## Available data
'''

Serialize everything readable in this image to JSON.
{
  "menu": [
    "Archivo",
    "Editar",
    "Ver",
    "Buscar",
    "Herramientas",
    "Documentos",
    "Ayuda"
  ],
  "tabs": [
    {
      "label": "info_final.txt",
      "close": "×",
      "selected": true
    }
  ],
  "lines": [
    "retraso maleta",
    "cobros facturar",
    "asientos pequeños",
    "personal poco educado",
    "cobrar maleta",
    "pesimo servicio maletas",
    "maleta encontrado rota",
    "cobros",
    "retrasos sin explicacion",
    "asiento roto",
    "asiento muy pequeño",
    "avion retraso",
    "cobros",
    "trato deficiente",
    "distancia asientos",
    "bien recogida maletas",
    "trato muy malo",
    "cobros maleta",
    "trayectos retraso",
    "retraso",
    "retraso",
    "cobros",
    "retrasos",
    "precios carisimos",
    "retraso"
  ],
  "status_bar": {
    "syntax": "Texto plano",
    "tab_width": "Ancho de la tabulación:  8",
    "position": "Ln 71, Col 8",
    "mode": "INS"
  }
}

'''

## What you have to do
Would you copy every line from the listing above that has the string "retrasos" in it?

## Response box
    "retrasos sin explicacion",
    "retrasos",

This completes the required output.